(Excerpts from an interface dataset)
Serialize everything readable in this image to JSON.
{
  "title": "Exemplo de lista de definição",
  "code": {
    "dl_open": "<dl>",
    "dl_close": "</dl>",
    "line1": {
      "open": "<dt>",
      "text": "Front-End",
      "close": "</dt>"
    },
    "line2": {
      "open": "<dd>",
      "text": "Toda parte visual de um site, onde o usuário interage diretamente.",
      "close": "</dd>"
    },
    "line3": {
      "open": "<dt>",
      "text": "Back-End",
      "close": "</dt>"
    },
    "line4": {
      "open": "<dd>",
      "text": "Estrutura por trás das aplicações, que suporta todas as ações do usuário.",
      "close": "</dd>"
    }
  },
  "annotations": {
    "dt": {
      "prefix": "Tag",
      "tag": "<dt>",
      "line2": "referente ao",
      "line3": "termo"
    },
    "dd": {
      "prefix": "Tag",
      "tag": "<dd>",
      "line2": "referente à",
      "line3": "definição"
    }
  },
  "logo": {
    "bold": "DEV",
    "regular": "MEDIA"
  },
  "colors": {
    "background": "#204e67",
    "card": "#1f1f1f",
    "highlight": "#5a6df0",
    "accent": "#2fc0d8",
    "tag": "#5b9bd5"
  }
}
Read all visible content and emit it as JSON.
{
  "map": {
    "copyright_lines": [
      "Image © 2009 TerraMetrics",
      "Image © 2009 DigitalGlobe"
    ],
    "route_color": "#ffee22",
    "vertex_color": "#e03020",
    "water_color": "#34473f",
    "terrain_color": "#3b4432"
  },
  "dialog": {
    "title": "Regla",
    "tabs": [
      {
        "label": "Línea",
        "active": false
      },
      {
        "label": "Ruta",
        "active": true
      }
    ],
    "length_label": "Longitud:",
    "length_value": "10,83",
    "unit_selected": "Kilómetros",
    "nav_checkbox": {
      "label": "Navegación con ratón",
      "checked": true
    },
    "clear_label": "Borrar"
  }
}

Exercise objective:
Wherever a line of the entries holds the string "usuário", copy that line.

Written solution:
      "text": "Toda parte visual de um site, onde o usuário interage diretamente.",
      "text": "Estrutura por trás das aplicações, que suporta todas as ações do usuário.",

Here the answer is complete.